ProPride 3P
AIR# 58452
WBCCI # 3430-Unit 21
BAB is offline   Reply With Quote
Old 03-18-2013, 05:33 PM   #11
3 Rivet Member
 
steveirving's Avatar
 
1959 24' Tradewind
Quantico , Virginia
Join Date: Oct 2012
Posts: 126
Images: 11
Blog Entries: 6
Any thoughts on crimps vs clamp pex?
__________________
steveirving is offline   Reply With Quote
Old 03-19-2013, 09:36 AM   #12
2 Rivet Member
 
1966 20' Globetrotter
1964 24' Tradewind
johnsoncity , Tennessee
Join Date: Oct 2009
Posts: 65
Cannot tell you what to do, but will say i have replumbed three houses using the crimp method.HAVE HAD ZERO LEAKS, THIS HAS BEEN OVER A FIVE YEAR SPAN. I am not a trained plumber. I would spend the money to buy a good crimper tool. (I bought mine at Lowes big box store.
__________________
donh1 is offline   Reply With Quote
Old 03-19-2013, 09:45 AM   #13
Moderator
 
Kevin245's Avatar

 
Vintage Kin Owner
... , ...
Join Date: Jul 2007
Posts: 9,390
Images: 9
Quote:
Originally Posted by donh1 View Post
I would spend the money to buy a good crimper tool. (I bought mine at Lowes big box store.
Ditto here. I will say that crimping requires some forethought as the tool size can limit access when working in tight spaces.
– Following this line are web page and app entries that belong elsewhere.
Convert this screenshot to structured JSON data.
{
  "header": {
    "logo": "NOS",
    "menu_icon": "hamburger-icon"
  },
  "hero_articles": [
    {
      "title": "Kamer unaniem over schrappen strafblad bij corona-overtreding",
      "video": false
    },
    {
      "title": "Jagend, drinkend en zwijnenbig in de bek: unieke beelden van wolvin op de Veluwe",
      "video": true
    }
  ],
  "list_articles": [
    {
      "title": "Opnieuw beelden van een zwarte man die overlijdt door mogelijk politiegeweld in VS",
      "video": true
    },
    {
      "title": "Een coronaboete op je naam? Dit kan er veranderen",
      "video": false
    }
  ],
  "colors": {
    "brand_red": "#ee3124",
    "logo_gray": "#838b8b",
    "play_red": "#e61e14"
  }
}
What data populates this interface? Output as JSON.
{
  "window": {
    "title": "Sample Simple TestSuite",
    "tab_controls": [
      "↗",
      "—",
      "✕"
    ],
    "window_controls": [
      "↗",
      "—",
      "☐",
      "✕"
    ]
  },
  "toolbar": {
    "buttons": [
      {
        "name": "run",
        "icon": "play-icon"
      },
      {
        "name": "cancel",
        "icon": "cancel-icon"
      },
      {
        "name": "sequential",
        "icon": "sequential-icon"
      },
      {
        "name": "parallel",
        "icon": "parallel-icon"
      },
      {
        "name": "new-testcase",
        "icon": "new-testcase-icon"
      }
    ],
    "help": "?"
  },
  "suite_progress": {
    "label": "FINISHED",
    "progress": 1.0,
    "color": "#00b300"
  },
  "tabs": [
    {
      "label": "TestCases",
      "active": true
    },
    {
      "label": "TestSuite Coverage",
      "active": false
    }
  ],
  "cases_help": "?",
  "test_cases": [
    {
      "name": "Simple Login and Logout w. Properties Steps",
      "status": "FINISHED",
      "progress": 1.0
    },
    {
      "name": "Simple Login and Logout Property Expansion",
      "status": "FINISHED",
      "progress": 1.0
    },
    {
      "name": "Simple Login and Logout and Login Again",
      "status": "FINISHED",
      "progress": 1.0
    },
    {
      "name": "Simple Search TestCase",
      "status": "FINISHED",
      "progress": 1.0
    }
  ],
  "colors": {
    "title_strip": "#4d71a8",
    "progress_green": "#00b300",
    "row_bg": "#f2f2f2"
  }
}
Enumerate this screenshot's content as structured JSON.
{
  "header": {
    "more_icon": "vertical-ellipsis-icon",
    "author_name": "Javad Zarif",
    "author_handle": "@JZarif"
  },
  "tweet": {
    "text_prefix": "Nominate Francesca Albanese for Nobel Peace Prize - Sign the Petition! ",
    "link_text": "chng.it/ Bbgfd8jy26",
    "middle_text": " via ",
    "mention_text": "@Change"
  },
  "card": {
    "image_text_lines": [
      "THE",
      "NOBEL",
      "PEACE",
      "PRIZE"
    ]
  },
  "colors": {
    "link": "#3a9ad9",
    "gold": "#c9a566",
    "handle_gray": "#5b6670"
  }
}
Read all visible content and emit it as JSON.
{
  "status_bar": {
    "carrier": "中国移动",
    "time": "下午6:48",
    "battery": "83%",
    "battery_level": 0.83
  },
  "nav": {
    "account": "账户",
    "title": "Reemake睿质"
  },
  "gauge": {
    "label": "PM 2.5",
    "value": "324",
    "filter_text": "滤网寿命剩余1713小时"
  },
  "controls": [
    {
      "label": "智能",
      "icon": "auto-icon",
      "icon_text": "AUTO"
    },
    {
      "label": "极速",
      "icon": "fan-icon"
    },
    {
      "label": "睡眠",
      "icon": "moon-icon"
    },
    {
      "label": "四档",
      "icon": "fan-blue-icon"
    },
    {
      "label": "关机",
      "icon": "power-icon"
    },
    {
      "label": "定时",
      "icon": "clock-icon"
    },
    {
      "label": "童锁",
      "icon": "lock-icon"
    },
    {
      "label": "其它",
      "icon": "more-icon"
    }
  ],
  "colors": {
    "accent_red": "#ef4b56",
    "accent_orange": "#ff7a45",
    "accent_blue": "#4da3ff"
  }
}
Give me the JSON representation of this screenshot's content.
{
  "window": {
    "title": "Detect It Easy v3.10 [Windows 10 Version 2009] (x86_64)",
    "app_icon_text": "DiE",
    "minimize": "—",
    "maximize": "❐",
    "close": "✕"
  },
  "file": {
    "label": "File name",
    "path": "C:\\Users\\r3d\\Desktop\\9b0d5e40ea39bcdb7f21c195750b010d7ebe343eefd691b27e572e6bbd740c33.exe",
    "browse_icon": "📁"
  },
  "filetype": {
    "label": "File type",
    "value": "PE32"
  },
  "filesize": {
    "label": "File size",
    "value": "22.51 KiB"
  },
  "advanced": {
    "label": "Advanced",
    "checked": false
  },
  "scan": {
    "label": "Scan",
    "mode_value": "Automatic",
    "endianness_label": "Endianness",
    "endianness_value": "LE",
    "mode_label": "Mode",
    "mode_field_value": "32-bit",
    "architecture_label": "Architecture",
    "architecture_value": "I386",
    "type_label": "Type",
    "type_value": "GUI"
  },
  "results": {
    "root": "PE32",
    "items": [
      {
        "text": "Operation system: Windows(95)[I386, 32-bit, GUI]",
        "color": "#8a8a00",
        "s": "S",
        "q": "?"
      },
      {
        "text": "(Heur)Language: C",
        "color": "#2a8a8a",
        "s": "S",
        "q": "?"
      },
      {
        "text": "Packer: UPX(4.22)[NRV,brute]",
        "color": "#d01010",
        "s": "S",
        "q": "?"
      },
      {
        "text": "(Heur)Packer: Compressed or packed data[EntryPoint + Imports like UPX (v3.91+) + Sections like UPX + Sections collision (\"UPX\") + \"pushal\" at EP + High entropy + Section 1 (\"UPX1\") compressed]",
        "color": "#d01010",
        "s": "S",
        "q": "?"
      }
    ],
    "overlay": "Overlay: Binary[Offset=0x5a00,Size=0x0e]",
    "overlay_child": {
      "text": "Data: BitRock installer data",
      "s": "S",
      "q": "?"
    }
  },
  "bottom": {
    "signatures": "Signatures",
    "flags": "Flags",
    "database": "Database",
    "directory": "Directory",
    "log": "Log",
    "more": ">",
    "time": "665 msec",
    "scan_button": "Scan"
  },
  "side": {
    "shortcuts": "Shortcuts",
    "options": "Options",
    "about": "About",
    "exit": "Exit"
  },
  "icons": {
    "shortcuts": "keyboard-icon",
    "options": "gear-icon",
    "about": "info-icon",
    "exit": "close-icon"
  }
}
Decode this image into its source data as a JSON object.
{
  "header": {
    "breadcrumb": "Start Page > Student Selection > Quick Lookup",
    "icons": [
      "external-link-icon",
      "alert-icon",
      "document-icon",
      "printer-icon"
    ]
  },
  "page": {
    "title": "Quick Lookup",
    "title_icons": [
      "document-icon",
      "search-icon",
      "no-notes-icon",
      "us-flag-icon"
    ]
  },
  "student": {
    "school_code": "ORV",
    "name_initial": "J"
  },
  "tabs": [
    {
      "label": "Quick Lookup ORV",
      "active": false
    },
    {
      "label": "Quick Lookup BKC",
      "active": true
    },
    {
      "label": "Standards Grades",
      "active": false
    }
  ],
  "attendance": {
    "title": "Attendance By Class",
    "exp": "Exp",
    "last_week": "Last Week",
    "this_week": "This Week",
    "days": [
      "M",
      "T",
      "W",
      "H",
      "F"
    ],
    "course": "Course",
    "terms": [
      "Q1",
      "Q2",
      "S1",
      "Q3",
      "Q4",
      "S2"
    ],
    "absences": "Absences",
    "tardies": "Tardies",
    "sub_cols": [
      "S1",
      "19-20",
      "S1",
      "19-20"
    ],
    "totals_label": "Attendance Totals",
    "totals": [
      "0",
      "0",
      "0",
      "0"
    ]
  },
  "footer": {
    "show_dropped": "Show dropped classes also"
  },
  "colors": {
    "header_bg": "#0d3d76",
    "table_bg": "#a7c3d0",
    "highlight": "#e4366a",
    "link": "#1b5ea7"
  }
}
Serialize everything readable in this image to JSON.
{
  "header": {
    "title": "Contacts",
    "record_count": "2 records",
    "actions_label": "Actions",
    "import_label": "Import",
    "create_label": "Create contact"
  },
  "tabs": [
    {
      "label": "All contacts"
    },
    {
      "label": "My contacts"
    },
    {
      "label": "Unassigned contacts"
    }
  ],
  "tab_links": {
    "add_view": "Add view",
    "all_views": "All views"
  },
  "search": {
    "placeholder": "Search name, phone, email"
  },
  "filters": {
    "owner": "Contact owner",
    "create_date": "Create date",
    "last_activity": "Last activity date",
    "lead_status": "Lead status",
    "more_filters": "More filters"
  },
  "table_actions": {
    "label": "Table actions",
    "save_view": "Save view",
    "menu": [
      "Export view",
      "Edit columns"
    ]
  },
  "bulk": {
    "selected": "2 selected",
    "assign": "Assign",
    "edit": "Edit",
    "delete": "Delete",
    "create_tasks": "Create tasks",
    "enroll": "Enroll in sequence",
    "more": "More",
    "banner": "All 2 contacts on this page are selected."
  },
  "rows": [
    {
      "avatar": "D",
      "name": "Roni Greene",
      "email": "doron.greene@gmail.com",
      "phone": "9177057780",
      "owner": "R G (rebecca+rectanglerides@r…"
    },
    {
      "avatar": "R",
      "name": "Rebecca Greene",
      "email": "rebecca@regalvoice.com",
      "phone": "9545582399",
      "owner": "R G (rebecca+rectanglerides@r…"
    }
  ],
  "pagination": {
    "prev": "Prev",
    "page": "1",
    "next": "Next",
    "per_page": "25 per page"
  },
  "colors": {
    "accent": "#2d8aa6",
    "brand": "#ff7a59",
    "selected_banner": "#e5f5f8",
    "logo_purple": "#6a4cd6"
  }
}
Kevin
__________________

__________________

"You wouldn't worry so much about what others think of you if you realized how seldom they do."

Eleanor Roosevelt

Kevin245 is offline   Reply With Quote
Reply


Currently Active Users Viewing This Thread: 1 (0 members and 1 guests)
 
Thread Tools Search this Thread
Search this Thread:

Advanced Search
Display Modes

Posting Rules
You may not post new threads
You may not post replies
You may not post attachments
You may not edit your posts

BB code is On
Smilies are On
[IMG] code is On
HTML code is Off
Trackbacks are Off
Pingbacks are Off
Refbacks are Off



Virginia Campgrounds

Reviews provided by




Copyright 2002- Social Knowledge, LLC All Rights Reserved.

All times are GMT -6. The time now is 03:00 AM.


Powered by vBulletin® Version 3.8.8 Beta 1
Copyright ©2000 - 2017, Jelsoft Enterprises Ltd.

Airstream is a registered trademark of Airstream Inc. All rights reserved. Airstream trademark used under license to Social Knowledge LLC.